Trial begins for suspects held in King Abdullah assassination bid
The retrial of the four defendants comes after the Supreme Court in Riyadh rejected the previous sentences
Security sources in Saudi Arabia reported on Tuesday that 4 suspects affiliated to al-Qaeda have gone on trial, accused of plotting to assassinate the late Saudi King Abdullah.
The retrial of the four defendants comes after the Supreme Court in Riyadh rejected the previous sentences.
The court accused the first person with 41 charges, including adopting a takfiri approach violating the Sunnah and being associated to one of al-Qaeda terrorist leaders.

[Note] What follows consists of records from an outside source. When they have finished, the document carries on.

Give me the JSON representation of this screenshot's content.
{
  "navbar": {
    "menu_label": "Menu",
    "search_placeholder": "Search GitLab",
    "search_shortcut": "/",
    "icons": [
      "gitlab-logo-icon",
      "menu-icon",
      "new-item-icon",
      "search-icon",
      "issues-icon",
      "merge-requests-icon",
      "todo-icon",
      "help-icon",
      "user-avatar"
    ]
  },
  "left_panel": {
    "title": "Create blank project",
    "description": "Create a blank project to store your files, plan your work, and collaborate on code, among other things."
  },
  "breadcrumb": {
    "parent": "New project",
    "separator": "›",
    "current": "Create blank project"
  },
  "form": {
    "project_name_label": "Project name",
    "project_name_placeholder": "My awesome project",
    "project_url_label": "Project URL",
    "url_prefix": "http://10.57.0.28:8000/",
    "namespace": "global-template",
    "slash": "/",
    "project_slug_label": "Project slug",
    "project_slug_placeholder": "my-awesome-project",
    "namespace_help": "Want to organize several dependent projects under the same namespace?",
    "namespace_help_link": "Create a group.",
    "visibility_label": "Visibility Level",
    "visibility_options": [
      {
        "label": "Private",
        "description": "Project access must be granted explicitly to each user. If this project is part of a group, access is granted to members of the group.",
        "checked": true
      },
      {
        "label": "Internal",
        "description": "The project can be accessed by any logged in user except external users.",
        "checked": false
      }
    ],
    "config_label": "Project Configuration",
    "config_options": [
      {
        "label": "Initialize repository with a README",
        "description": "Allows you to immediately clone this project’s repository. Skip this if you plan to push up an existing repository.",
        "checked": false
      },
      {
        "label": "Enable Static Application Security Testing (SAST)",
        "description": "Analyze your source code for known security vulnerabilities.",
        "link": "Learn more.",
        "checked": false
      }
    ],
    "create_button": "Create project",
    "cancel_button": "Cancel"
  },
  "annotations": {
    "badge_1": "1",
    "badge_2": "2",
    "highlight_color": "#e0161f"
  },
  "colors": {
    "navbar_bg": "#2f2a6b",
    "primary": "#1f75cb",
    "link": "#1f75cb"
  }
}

The second has been charged with adopting a takfiri approach, offending the Saudi government and embracing al-Qaeda’s terrorist ideology by believing that it was right to support terrorist operations inside and outside the Kingdom. He was also accused of participating in the planning of the assassination of King Abdullah bin Abdul Aziz during his visit to the Qassim region.
The trial was attended by the Special Rapporteur on the promotion and protection of human rights and fundamental freedoms while countering terrorism at the United Nations.
The Saudi Kingdom has been able to overcome the escalation of al-Qaeda’s attacks for ten years but has endured several bloody attacks on mosques and security forces undertaken by ISIS.
King Abdullah died of natural causes in January 2015 and was succeeded by his brother Salman.